  1. I do know the “Christmas Story,” thank you.  But did you know that it’s only in two of the four Gospels (Mark and John felt, for some reason, that it wasn’t important to cover in their books).  Also, the story isn’t the same in Matthew and Luke, for some reason.  While many speculate as to why this might be, you should also know that…
  2. Christmas is the reason I became atheist.  I could not reconcile all of the irregularities in the Bible (and the teachings of my church), plus, the more I learned from Biblical scholars, publications, and the like, the less the whole thing made sense.  Virgin birth?  There are at least 32 other stories in various cultures who describe similar virgin births.  You believe in one and not the others?  Why, exactly?  Plus, the idea that Jesus was born in summer and the date moved to December to co-op winter pagan festivals is also well documented.  Heck, even a past Pope questioned the date (it’s not documented in the Bible, after all). 
I could go on and on about all of that, but it’s not important.  What is important is the original question – if I don’t believe, why celebrate?  Because I can.

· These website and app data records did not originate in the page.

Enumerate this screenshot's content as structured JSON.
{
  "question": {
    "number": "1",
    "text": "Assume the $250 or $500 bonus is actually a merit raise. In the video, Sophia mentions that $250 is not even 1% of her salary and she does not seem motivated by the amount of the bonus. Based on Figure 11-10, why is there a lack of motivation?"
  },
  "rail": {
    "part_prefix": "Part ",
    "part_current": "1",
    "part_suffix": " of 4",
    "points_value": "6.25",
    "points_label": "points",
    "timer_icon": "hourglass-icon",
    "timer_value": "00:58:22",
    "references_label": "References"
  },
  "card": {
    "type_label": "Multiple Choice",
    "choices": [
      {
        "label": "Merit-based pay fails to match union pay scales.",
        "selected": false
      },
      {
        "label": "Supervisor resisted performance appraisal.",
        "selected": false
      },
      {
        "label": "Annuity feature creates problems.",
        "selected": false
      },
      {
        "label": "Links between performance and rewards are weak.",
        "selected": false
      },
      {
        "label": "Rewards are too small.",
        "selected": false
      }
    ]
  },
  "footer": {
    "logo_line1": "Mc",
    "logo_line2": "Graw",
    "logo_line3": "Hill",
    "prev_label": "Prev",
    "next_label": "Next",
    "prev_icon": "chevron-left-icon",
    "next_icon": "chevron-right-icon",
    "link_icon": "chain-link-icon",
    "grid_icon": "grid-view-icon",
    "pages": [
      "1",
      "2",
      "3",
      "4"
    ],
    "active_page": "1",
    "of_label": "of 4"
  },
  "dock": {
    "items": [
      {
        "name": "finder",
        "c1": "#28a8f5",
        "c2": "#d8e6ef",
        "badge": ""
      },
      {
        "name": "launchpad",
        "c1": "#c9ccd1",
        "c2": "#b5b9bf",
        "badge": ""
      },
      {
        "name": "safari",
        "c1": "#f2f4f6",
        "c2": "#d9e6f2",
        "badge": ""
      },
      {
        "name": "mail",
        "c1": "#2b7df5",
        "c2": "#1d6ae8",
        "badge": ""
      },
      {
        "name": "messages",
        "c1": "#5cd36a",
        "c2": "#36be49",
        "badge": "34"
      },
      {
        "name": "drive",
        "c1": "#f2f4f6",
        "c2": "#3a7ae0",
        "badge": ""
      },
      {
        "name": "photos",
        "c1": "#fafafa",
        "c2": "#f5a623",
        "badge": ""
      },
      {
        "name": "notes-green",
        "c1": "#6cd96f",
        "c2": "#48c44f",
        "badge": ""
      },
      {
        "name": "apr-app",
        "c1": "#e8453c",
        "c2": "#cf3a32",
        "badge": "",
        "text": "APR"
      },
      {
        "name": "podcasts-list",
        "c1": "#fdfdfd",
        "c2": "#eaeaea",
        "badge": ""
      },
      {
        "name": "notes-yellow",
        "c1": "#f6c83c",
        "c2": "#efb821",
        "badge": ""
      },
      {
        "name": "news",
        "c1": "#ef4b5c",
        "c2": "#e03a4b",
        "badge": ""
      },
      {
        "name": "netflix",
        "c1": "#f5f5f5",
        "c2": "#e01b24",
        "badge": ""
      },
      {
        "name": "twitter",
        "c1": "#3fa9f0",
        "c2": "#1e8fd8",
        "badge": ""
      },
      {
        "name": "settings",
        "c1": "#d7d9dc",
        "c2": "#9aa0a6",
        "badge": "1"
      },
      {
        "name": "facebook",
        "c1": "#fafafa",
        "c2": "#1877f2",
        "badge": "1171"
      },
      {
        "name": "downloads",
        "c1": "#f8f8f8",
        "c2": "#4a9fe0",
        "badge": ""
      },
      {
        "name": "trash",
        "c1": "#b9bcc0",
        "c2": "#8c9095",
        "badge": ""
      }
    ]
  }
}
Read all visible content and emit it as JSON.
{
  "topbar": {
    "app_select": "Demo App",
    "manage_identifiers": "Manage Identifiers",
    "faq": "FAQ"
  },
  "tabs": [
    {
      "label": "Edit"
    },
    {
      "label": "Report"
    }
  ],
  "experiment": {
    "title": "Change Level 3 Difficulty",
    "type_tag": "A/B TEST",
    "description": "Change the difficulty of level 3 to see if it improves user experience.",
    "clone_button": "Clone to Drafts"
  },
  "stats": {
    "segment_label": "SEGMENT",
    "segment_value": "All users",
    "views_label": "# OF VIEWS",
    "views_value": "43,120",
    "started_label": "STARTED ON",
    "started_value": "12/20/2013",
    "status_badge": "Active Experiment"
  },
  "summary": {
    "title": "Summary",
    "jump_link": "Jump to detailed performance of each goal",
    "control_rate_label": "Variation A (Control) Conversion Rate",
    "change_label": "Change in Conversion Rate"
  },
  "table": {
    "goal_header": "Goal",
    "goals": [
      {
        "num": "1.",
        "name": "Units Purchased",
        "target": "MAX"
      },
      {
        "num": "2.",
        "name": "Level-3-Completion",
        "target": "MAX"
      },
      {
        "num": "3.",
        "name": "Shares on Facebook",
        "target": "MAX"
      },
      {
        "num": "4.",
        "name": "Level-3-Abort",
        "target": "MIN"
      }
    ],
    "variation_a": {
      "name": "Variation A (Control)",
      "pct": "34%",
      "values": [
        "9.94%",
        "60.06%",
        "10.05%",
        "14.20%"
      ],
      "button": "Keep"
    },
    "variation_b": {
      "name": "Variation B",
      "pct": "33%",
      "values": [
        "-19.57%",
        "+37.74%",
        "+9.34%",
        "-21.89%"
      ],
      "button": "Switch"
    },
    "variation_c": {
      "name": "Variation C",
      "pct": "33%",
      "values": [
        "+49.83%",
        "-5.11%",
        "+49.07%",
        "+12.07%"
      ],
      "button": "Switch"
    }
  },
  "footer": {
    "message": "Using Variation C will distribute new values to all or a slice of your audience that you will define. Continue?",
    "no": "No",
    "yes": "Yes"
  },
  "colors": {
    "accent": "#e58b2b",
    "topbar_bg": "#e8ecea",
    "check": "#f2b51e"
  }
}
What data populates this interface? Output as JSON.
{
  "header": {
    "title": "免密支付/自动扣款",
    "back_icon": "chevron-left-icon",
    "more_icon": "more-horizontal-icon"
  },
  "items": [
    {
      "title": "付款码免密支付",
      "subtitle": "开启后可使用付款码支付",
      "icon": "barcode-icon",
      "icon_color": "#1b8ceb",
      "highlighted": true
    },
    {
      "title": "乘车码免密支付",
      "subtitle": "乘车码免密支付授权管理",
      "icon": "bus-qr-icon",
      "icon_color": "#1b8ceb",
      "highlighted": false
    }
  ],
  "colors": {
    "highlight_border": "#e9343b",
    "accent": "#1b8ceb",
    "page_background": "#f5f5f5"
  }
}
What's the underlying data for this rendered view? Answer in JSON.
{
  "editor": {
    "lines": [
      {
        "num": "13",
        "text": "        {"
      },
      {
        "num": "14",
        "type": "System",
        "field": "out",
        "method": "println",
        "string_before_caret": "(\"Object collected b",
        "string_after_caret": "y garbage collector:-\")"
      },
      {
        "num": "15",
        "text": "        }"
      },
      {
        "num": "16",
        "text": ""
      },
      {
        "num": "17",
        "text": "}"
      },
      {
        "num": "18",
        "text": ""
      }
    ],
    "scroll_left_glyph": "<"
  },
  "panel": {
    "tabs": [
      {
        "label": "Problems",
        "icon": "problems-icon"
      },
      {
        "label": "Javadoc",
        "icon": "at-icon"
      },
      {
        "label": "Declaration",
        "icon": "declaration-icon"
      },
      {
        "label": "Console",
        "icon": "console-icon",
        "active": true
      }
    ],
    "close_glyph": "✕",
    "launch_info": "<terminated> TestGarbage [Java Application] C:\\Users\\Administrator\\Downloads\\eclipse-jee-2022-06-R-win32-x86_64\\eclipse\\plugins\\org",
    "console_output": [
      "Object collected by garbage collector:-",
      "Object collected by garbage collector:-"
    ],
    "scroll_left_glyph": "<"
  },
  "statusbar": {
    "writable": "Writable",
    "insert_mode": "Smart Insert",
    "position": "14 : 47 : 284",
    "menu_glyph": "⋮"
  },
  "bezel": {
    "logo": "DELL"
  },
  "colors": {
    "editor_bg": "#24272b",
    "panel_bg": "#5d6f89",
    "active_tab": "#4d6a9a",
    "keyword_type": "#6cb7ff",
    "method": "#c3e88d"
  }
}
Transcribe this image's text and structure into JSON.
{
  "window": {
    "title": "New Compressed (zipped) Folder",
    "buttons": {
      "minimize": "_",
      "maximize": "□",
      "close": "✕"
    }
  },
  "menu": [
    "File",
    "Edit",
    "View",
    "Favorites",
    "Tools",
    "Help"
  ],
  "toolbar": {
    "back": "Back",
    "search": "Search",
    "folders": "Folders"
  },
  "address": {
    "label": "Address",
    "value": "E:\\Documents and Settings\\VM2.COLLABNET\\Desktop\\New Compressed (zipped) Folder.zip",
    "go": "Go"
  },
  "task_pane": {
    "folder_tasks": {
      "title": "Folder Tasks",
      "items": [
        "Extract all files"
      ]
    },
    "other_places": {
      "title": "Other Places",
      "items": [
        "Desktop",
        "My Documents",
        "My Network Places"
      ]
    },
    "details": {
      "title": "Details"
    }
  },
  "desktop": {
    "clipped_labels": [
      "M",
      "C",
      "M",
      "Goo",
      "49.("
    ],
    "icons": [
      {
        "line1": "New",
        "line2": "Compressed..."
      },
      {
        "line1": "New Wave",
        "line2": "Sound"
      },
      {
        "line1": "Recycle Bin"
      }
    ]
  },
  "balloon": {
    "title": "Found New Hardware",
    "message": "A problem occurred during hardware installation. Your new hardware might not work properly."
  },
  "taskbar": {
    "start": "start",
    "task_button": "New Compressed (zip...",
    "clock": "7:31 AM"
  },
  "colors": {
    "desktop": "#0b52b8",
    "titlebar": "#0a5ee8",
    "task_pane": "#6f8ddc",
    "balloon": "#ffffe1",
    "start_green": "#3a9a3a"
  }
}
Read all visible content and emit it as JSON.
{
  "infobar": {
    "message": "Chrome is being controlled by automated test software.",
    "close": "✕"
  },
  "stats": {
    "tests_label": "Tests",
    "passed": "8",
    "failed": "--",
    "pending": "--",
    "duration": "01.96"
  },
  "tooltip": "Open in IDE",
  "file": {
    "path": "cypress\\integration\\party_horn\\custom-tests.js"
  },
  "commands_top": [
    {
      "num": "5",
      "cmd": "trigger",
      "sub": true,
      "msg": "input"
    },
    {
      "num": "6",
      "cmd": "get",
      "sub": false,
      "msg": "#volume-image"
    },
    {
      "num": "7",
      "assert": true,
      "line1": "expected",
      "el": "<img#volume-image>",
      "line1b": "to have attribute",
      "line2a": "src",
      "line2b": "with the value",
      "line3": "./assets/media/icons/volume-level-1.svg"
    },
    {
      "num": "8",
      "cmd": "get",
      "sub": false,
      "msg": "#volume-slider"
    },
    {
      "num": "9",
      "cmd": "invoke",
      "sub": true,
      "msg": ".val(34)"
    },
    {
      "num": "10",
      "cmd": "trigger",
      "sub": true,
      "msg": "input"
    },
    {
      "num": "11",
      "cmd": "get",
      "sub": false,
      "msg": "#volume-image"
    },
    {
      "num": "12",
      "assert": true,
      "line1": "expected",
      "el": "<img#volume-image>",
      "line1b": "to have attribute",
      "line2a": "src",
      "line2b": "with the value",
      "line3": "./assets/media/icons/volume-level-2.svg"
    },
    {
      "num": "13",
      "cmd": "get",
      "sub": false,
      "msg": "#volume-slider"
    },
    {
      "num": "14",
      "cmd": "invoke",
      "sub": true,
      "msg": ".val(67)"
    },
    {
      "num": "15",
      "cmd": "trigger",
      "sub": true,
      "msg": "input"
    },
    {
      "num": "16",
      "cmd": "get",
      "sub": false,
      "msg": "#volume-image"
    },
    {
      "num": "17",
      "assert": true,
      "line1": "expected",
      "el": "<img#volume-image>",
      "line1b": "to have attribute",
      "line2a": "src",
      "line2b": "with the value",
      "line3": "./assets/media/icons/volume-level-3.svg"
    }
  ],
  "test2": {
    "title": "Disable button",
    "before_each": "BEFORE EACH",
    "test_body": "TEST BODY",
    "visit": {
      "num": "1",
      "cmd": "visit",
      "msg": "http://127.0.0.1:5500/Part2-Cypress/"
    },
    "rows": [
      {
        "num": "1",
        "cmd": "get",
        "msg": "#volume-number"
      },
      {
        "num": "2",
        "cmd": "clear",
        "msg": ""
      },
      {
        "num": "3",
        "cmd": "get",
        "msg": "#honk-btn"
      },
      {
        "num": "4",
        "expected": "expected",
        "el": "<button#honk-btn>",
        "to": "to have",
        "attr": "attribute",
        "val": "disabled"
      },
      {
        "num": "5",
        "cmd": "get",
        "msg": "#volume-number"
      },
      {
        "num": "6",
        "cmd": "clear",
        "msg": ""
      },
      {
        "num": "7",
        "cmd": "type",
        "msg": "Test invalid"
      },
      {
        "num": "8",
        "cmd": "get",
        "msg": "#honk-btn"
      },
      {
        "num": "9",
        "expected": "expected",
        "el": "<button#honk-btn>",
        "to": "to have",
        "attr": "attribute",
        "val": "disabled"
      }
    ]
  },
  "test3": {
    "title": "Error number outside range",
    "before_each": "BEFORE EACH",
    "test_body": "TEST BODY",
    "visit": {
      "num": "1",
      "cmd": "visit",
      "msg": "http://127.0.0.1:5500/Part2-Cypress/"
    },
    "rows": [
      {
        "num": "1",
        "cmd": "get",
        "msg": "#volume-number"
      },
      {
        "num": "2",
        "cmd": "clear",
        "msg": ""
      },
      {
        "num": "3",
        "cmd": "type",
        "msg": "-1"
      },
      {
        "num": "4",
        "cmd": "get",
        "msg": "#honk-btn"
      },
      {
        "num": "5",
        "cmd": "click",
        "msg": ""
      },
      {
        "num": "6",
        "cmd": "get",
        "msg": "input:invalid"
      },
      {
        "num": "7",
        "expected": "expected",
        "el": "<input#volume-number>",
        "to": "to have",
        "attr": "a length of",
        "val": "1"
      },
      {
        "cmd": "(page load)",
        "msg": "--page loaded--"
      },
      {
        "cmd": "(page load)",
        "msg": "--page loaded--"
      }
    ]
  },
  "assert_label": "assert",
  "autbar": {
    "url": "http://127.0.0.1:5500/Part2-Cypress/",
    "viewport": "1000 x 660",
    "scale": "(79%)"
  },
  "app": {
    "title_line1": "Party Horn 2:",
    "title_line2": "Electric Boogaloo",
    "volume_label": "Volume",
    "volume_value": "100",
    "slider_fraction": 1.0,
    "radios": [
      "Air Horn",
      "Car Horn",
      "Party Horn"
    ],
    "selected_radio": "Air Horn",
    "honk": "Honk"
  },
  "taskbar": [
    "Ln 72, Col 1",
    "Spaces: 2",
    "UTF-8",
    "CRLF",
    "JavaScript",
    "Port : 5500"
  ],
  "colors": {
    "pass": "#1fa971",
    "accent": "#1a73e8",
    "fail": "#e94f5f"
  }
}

To me, Christmas is a happy time.  A time to share (presents and good company).  A time to reflect and prepare.  A time to remember the message:  “Peace on Earth, good will to all.”  Yes, some go overboard with how much they spend, how much they eat, how much they drink.  We try to keep it simple – no tree, but we have a wreath (I love the smell of pine).  No church service, but we play Christmas music a lot, especially these next few days.  There has been a ton of music written for the season (some secular, some not), but honestly, some of the BEST music is Christmas music, and we look forward to playing some of our off-beat Christmas CDs (Mannheim Steamroller, Kingston Trio and some compilation albums).  We send cards, we make a special meal, and we try to be jolly and merry.  And, of course, we wish the best for all our friends and family…and total strangers, too (the last week of December is when we write all of our donation checks).

And I’ll take this opportunity to wish you, dear reader, the best of the season.  Choose your greeting below, and See You Next Year!

Merry Christmas
Happy Holidays
Seasons Greetings
Happy Kwanzaa
Happy Hanukkah
Blessed Ramadan
Happy? Festivus
Happy Boxing Day
Happy Omisoka
Happy Saturnalia
Happy New Year!

1 comment:

  1. I don't even know what Omisoka is. Guess I'll have to look it up. It's a great outlook. I'm sick to death of the least "Christian" people on earth getting violently adamant about your wishing them a merry one. It's getting to be less a celebration than a contest to see who is the most pious.